*DESCRIPTION OF THE TASK*
Once every line holding "tokens" in the listing below has been found, give their number and nothing more.

*INFORMATION PROVIDED*
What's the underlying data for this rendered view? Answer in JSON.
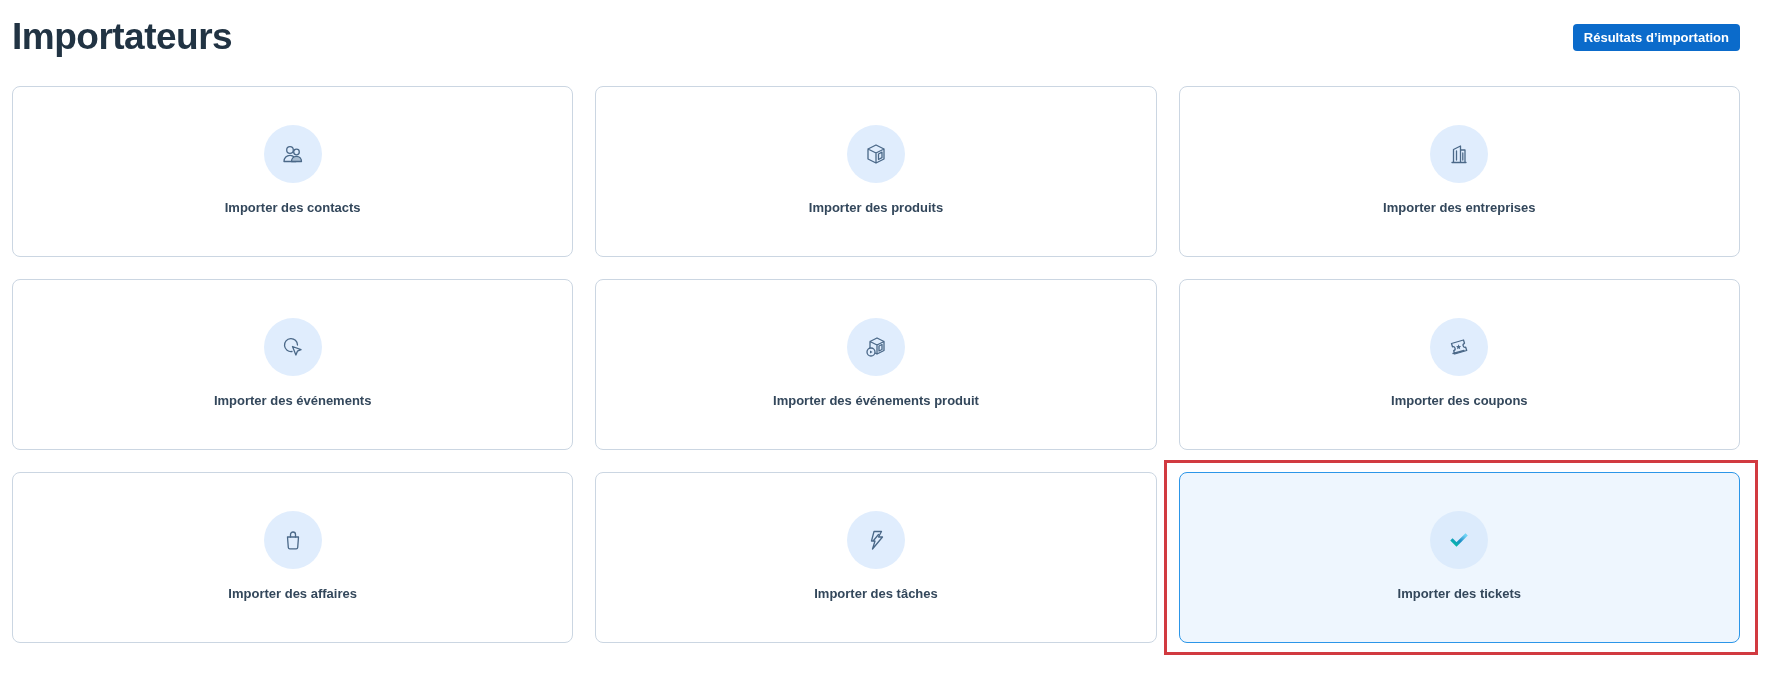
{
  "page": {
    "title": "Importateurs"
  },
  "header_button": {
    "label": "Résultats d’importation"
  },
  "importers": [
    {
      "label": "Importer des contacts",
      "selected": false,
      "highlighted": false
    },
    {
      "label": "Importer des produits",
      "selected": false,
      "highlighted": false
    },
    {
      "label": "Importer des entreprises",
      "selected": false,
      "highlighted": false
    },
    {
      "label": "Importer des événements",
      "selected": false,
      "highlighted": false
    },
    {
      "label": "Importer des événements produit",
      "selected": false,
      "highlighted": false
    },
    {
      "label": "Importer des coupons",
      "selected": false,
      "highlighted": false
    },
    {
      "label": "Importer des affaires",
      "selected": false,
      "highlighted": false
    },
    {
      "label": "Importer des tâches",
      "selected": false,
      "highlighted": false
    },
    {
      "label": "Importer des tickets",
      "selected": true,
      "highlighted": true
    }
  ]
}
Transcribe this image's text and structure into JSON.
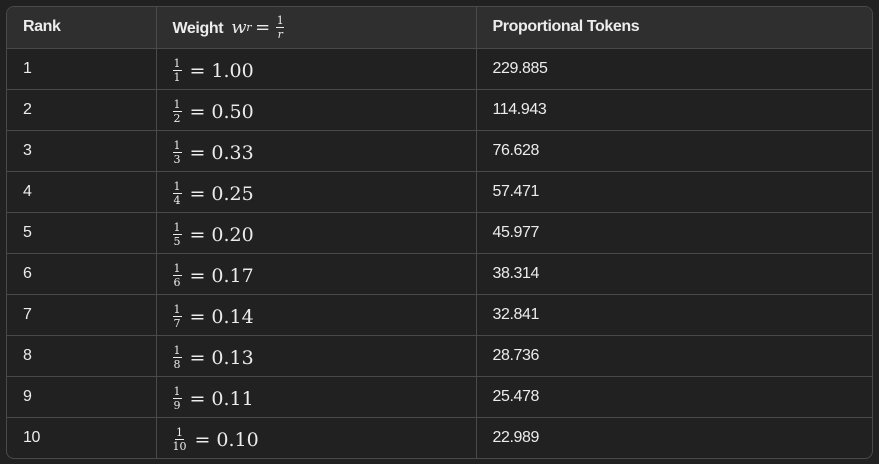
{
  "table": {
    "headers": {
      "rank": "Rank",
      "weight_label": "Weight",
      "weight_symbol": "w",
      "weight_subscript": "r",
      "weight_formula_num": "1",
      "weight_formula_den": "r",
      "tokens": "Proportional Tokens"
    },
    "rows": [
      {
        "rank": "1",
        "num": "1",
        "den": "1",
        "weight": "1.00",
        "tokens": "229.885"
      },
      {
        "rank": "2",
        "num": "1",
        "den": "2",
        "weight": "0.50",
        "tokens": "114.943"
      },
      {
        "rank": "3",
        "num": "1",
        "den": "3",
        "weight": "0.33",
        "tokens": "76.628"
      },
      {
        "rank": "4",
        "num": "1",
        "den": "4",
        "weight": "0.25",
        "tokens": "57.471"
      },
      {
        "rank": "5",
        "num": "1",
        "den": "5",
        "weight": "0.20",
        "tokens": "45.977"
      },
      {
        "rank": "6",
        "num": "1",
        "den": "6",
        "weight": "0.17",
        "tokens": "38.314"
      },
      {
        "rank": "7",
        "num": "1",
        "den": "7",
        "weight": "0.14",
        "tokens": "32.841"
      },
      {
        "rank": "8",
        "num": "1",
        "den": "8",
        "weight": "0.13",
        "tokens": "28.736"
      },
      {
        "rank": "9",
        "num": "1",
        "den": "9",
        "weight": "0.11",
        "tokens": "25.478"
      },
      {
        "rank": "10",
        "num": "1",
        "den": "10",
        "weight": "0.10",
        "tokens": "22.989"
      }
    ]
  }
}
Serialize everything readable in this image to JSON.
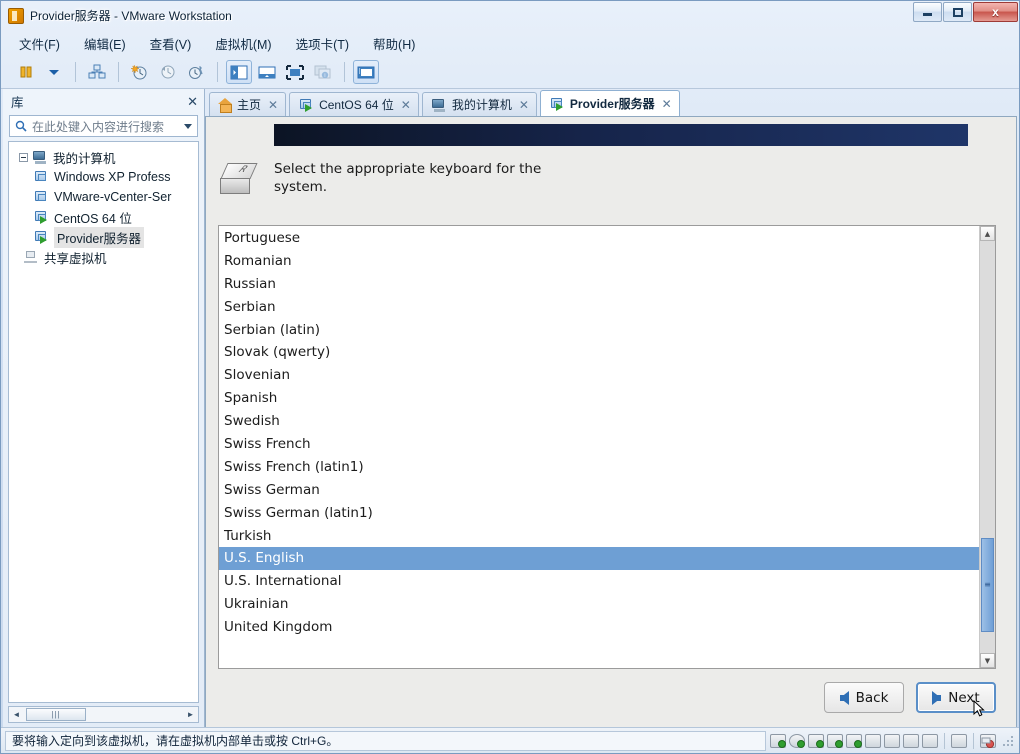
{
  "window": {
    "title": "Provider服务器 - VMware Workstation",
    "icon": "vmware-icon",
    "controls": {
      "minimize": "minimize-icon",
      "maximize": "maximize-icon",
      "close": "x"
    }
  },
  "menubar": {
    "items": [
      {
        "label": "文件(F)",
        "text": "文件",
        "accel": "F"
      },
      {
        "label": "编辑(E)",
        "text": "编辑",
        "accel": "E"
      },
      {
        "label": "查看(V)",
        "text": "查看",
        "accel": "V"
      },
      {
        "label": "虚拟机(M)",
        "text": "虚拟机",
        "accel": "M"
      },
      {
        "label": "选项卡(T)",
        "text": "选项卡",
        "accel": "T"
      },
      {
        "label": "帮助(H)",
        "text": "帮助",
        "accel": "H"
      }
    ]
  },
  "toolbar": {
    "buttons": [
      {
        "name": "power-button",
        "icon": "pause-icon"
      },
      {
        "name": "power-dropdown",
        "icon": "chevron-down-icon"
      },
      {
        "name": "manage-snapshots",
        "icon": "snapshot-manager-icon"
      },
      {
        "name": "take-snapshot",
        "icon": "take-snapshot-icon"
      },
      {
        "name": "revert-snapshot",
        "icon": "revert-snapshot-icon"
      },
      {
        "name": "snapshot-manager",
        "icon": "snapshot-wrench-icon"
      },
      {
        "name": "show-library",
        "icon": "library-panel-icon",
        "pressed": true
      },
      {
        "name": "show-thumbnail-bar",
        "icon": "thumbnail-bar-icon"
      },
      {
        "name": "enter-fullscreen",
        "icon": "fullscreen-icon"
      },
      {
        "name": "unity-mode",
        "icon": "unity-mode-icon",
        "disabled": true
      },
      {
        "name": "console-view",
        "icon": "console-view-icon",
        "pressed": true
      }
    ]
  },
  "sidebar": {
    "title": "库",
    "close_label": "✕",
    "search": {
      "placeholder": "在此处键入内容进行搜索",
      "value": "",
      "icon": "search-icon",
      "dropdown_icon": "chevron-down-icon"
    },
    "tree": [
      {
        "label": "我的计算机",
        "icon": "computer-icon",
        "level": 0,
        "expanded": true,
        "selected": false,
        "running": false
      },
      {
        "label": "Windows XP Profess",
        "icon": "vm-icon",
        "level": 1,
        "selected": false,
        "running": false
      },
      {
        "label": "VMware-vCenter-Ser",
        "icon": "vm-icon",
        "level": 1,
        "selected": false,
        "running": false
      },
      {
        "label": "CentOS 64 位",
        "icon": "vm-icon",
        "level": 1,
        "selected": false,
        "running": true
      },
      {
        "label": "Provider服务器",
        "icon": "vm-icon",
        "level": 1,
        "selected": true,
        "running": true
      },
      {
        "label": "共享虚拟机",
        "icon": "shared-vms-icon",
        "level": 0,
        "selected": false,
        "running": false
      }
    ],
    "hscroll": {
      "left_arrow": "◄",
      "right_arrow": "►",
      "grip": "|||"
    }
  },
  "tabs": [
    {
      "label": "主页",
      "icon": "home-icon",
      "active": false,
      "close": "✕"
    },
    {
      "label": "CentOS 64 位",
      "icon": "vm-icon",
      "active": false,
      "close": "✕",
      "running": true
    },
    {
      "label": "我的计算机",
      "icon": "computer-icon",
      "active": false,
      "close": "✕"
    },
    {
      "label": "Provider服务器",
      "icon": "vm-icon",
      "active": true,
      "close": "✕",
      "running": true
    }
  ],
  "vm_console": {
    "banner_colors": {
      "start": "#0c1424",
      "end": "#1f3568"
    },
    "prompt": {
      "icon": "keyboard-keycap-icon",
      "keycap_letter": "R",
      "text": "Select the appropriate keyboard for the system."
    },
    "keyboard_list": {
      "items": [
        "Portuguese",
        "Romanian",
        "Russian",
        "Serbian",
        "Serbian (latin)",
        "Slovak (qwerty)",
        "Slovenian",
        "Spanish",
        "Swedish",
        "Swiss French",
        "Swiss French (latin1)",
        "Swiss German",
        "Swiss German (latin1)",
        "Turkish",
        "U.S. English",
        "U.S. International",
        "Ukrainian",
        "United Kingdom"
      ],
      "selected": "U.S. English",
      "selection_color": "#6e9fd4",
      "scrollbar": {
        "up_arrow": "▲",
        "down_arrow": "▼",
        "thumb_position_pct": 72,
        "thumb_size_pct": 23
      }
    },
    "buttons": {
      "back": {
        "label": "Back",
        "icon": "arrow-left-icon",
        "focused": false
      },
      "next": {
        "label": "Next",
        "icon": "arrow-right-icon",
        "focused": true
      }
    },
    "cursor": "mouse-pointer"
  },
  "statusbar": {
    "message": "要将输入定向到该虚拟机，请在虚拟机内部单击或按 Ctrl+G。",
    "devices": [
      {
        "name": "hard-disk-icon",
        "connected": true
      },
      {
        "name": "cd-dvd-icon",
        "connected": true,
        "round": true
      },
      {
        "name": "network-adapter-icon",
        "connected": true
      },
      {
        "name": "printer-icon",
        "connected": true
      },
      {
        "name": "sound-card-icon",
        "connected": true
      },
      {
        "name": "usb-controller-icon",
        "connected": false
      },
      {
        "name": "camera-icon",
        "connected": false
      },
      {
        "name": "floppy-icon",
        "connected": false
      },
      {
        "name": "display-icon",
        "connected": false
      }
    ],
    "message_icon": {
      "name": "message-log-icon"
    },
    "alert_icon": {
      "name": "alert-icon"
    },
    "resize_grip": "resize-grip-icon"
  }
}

*WRITTEN SOLUTION*
11